EXERCISE:
Provide an exact reproduction of every entry.

DATA FOR PROCESSING:
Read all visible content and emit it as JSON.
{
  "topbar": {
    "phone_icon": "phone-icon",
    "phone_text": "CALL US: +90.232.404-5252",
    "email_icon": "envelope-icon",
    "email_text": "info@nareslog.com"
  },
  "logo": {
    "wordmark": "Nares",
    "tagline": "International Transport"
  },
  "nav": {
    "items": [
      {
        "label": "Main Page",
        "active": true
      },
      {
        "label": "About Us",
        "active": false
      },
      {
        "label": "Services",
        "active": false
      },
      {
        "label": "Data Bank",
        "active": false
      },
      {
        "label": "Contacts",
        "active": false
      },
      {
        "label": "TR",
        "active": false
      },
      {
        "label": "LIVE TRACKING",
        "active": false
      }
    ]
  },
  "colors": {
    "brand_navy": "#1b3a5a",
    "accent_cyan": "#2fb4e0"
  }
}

SOLUTION FOR THIS PROBLEM:
Read all visible content and emit it as JSON.
{
  "topbar": {
    "phone_icon": "phone-icon",
    "phone_text": "CALL US: +90.232.404-5252",
    "email_icon": "envelope-icon",
    "email_text": "info@nareslog.com"
  },
  "logo": {
    "wordmark": "Nares",
    "tagline": "International Transport"
  },
  "nav": {
    "items": [
      {
        "label": "Main Page",
        "active": true
      },
      {
        "label": "About Us",
        "active": false
      },
      {
        "label": "Services",
        "active": false
      },
      {
        "label": "Data Bank",
        "active": false
      },
      {
        "label": "Contacts",
        "active": false
      },
      {
        "label": "TR",
        "active": false
      },
      {
        "label": "LIVE TRACKING",
        "active": false
      }
    ]
  },
  "colors": {
    "brand_navy": "#1b3a5a",
    "accent_cyan": "#2fb4e0"
  }
}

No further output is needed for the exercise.